In those days, pitchers pitched. Modern pitchers now pitch "deep into the game," walking off the mound to hand the ball in the sixth or seventh inning to a "middle reliever," who, in turn, hands the ball off to a "closer." When the Dodgers beat the Minnesota Twins in the 1965 World Series, Koufax pitched games two, five and seven, astounding by modern standards.
Koufax pitched with grace, consistency and excellence. And by all accounts, handled himself the same way off the field. Handsome, almost regal, you simply could not take your eyes off of him as he pitched. He was the first major league pitcher to hurl four no-hit games, including, in 1965, a perfect game -- no runs, no hits, no walks, no errors. Twenty-seven batters up, and 27 batters down, a feat pulled off only 17 times in the major leagues since 1880.

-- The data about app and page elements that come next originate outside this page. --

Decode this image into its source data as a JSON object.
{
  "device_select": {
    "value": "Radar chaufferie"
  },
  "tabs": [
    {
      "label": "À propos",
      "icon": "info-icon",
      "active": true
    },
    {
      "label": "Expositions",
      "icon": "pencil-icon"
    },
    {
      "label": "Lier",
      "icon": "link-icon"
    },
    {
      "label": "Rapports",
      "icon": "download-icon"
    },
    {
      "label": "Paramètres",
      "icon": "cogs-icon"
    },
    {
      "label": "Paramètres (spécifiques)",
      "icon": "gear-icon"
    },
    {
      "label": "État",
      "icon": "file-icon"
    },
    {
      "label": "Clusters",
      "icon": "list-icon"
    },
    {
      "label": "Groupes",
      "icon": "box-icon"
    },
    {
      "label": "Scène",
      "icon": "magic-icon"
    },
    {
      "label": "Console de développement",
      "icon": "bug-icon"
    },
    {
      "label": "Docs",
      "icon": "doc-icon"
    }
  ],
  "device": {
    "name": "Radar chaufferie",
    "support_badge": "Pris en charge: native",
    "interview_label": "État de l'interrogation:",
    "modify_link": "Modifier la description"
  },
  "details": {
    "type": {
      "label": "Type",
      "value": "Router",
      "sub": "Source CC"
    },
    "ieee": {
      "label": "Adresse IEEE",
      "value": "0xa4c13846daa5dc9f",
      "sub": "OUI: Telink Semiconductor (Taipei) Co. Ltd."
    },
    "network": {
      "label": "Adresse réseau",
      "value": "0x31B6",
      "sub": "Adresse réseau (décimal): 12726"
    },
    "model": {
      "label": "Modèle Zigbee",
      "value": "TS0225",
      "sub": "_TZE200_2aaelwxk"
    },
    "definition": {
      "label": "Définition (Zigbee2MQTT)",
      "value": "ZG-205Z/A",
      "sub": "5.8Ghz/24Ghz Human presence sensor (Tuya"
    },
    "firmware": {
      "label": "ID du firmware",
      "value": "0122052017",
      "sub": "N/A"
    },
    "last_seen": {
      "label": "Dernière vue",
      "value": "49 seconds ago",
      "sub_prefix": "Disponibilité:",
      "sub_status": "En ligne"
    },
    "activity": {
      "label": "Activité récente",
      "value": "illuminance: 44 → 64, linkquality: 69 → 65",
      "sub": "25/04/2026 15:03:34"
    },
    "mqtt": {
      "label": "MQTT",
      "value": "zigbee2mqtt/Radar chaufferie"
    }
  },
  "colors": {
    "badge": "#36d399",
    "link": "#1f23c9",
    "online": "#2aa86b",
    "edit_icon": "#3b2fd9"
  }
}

The Dodgers played the Baltimore Orioles in the 1966 World Series, defying the odds-makers by losing in four straight. Koufax battled arm problems throughout his career, though in 1966 he went 27-9 with a 1.73 ERA. But by the time of the World Series, Koufax simply ran out of gas.
After the Dodgers' 1966 World Series defeat, I picked up the local newspaper and read the shocking headline -- Koufax To Retire. At age 31, the prince walked off the mound, never to return. I cried for two days.
Now, 40 years later, Koufax and I actually occupied the same space in the same hotel ballroom! I asked renowned Hollywood publicist Warren Cowan, seated at my table, "Is there anyway you can find Sandy Koufax, and ask him if I can go over to his table and shake his hand?"
Cowan left for a few minutes, then he came back and tapped my shoulder, "Done." We grabbed a photographer and approached Koufax's table. The Pitcher stood up. I told him the story of my poem, reciting the first stanza. "Mr. Koufax," I said, "you inspired me as a child, through your class, dignity, consistency, excellence and humility. And you inspire me to this day. It is an honor to shake your hand." He smiled and agreed to take a picture with me.
Oh, by the way, former Vice President Al Gore gave the keynote speech. I barely remember a word he said.